> **Exercise description**
Every line of the data that contains the string "Ratio" must be copied.

> **Items from a data source**
* * * *

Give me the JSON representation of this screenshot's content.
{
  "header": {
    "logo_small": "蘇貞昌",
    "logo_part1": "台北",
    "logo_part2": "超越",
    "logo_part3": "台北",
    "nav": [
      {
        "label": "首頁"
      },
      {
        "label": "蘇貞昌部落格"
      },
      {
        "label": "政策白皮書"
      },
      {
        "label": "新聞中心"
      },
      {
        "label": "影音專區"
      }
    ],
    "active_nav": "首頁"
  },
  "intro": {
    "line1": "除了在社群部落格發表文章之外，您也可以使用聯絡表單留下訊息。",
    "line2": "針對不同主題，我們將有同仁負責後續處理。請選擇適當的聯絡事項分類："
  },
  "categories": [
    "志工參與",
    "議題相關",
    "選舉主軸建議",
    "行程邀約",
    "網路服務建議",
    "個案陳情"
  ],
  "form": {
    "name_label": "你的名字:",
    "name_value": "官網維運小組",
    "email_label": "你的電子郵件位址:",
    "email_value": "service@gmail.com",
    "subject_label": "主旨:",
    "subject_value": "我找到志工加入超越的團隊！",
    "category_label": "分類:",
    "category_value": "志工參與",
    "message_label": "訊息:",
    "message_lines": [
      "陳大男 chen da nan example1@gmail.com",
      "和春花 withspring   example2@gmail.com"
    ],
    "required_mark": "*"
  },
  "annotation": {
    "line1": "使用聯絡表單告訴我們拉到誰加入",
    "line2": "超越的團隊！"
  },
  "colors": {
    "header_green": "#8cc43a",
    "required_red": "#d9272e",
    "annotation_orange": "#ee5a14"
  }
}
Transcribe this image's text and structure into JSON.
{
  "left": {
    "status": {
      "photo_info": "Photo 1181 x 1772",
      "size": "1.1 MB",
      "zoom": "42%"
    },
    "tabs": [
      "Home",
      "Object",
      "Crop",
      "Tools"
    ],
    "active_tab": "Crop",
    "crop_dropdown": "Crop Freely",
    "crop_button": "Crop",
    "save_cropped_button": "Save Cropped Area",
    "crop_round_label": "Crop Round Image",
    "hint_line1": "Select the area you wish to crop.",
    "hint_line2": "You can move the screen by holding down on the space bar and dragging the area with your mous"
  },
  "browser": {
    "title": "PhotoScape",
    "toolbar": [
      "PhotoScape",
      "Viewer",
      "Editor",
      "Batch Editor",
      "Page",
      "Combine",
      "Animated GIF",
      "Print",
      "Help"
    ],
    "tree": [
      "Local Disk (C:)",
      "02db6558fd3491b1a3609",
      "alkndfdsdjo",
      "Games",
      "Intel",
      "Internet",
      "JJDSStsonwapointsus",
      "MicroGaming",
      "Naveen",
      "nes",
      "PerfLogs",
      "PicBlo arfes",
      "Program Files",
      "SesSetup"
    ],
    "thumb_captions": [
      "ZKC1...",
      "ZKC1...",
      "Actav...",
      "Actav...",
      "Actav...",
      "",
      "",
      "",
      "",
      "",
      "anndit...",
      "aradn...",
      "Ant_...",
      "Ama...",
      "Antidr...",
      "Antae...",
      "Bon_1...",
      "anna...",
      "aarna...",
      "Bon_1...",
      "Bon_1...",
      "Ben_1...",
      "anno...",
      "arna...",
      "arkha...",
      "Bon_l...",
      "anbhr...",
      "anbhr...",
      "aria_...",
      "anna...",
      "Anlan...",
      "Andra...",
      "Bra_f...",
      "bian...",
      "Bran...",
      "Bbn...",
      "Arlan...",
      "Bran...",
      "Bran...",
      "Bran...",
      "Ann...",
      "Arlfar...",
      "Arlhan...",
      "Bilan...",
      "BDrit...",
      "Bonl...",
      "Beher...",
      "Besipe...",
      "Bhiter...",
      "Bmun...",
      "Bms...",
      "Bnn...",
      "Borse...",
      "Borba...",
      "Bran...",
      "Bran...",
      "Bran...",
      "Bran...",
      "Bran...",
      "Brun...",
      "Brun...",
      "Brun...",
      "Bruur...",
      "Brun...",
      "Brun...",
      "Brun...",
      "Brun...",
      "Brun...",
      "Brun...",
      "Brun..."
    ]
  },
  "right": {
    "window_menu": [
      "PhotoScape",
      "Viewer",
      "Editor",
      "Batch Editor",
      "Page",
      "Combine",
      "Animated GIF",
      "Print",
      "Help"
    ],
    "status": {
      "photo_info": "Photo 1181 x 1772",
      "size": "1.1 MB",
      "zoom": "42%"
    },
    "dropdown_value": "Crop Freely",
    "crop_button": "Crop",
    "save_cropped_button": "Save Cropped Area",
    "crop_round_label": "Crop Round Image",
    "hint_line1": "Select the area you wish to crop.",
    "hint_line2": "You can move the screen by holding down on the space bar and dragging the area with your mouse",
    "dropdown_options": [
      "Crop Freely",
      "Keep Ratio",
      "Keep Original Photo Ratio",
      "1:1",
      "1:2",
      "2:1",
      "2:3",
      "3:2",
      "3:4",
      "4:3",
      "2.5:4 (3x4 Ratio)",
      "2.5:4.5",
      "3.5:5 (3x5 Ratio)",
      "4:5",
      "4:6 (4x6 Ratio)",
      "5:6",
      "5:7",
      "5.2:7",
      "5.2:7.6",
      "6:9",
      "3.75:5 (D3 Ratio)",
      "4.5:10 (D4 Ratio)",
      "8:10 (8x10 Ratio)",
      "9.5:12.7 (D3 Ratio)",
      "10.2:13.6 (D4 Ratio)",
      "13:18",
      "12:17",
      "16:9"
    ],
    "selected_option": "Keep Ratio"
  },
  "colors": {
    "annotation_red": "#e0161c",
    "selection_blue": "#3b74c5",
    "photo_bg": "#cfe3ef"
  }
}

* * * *

> **Output of the task**
      "Keep Ratio",
      "Keep Original Photo Ratio",
      "2.5:4 (3x4 Ratio)",
      "3.5:5 (3x5 Ratio)",
      "4:6 (4x6 Ratio)",
      "3.75:5 (D3 Ratio)",
      "4.5:10 (D4 Ratio)",
      "8:10 (8x10 Ratio)",
      "9.5:12.7 (D3 Ratio)",
      "10.2:13.6 (D4 Ratio)",
    "selected_option": "Keep Ratio"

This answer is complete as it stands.